» Dataset excerpts
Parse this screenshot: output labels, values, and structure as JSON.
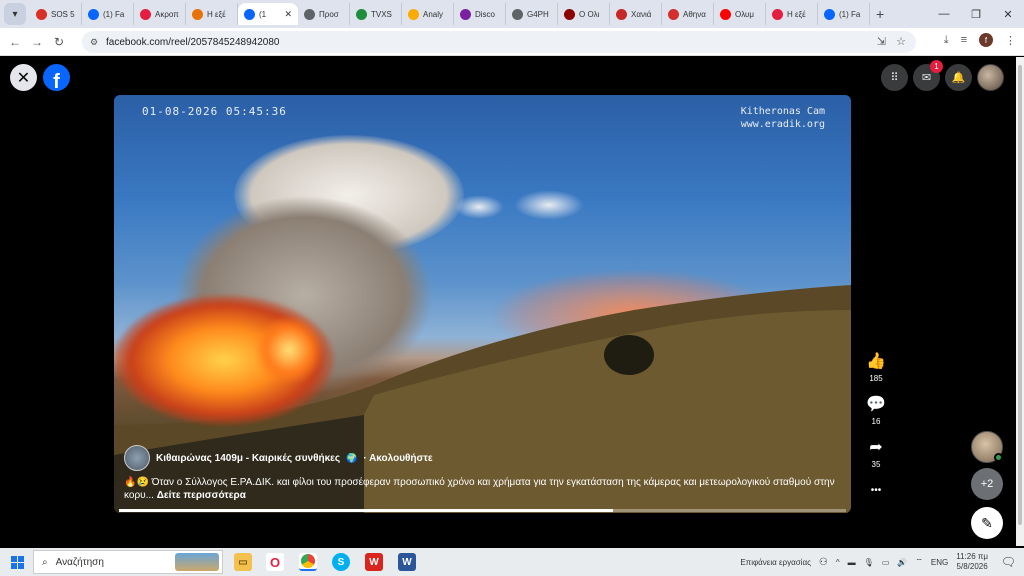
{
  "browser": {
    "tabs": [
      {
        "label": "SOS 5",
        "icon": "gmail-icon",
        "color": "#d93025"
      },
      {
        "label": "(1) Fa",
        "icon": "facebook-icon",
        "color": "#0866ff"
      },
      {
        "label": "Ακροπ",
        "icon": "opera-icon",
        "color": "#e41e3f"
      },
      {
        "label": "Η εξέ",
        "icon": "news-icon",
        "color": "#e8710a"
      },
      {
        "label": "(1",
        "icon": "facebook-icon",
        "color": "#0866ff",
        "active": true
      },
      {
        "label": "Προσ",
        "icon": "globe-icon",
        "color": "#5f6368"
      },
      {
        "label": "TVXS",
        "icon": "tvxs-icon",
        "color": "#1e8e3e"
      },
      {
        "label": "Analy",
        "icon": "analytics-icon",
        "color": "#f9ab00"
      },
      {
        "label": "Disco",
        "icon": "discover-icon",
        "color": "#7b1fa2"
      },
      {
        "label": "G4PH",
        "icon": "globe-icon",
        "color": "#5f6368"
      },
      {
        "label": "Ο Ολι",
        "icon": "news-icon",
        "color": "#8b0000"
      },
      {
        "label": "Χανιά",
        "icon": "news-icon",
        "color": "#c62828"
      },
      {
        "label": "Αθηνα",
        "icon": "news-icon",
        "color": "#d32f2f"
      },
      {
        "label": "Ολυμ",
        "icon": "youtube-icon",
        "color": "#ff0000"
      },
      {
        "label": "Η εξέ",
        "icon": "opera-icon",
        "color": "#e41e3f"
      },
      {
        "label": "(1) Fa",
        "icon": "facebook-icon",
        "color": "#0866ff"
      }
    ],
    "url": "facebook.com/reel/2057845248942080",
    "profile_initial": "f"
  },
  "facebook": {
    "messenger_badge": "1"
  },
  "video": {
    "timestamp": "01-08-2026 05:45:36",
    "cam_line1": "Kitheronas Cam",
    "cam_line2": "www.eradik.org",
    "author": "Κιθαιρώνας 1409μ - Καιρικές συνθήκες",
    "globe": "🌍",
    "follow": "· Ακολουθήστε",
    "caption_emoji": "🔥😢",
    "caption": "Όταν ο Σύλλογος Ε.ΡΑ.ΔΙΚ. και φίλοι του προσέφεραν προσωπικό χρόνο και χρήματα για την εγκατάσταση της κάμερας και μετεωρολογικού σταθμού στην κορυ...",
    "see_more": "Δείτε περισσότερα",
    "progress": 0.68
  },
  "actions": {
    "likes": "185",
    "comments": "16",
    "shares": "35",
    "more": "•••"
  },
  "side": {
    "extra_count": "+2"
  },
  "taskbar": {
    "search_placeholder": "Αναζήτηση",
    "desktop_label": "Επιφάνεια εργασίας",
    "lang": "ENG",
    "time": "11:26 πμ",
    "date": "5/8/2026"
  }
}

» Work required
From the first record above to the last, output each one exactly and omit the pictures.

» Answer to the problem
Parse this screenshot: output labels, values, and structure as JSON.
{
  "browser": {
    "tabs": [
      {
        "label": "SOS 5",
        "icon": "gmail-icon",
        "color": "#d93025"
      },
      {
        "label": "(1) Fa",
        "icon": "facebook-icon",
        "color": "#0866ff"
      },
      {
        "label": "Ακροπ",
        "icon": "opera-icon",
        "color": "#e41e3f"
      },
      {
        "label": "Η εξέ",
        "icon": "news-icon",
        "color": "#e8710a"
      },
      {
        "label": "(1",
        "icon": "facebook-icon",
        "color": "#0866ff",
        "active": true
      },
      {
        "label": "Προσ",
        "icon": "globe-icon",
        "color": "#5f6368"
      },
      {
        "label": "TVXS",
        "icon": "tvxs-icon",
        "color": "#1e8e3e"
      },
      {
        "label": "Analy",
        "icon": "analytics-icon",
        "color": "#f9ab00"
      },
      {
        "label": "Disco",
        "icon": "discover-icon",
        "color": "#7b1fa2"
      },
      {
        "label": "G4PH",
        "icon": "globe-icon",
        "color": "#5f6368"
      },
      {
        "label": "Ο Ολι",
        "icon": "news-icon",
        "color": "#8b0000"
      },
      {
        "label": "Χανιά",
        "icon": "news-icon",
        "color": "#c62828"
      },
      {
        "label": "Αθηνα",
        "icon": "news-icon",
        "color": "#d32f2f"
      },
      {
        "label": "Ολυμ",
        "icon": "youtube-icon",
        "color": "#ff0000"
      },
      {
        "label": "Η εξέ",
        "icon": "opera-icon",
        "color": "#e41e3f"
      },
      {
        "label": "(1) Fa",
        "icon": "facebook-icon",
        "color": "#0866ff"
      }
    ],
    "url": "facebook.com/reel/2057845248942080",
    "profile_initial": "f"
  },
  "facebook": {
    "messenger_badge": "1"
  },
  "video": {
    "timestamp": "01-08-2026 05:45:36",
    "cam_line1": "Kitheronas Cam",
    "cam_line2": "www.eradik.org",
    "author": "Κιθαιρώνας 1409μ - Καιρικές συνθήκες",
    "globe": "🌍",
    "follow": "· Ακολουθήστε",
    "caption_emoji": "🔥😢",
    "caption": "Όταν ο Σύλλογος Ε.ΡΑ.ΔΙΚ. και φίλοι του προσέφεραν προσωπικό χρόνο και χρήματα για την εγκατάσταση της κάμερας και μετεωρολογικού σταθμού στην κορυ...",
    "see_more": "Δείτε περισσότερα",
    "progress": 0.68
  },
  "actions": {
    "likes": "185",
    "comments": "16",
    "shares": "35",
    "more": "•••"
  },
  "side": {
    "extra_count": "+2"
  },
  "taskbar": {
    "search_placeholder": "Αναζήτηση",
    "desktop_label": "Επιφάνεια εργασίας",
    "lang": "ENG",
    "time": "11:26 πμ",
    "date": "5/8/2026"
  }
}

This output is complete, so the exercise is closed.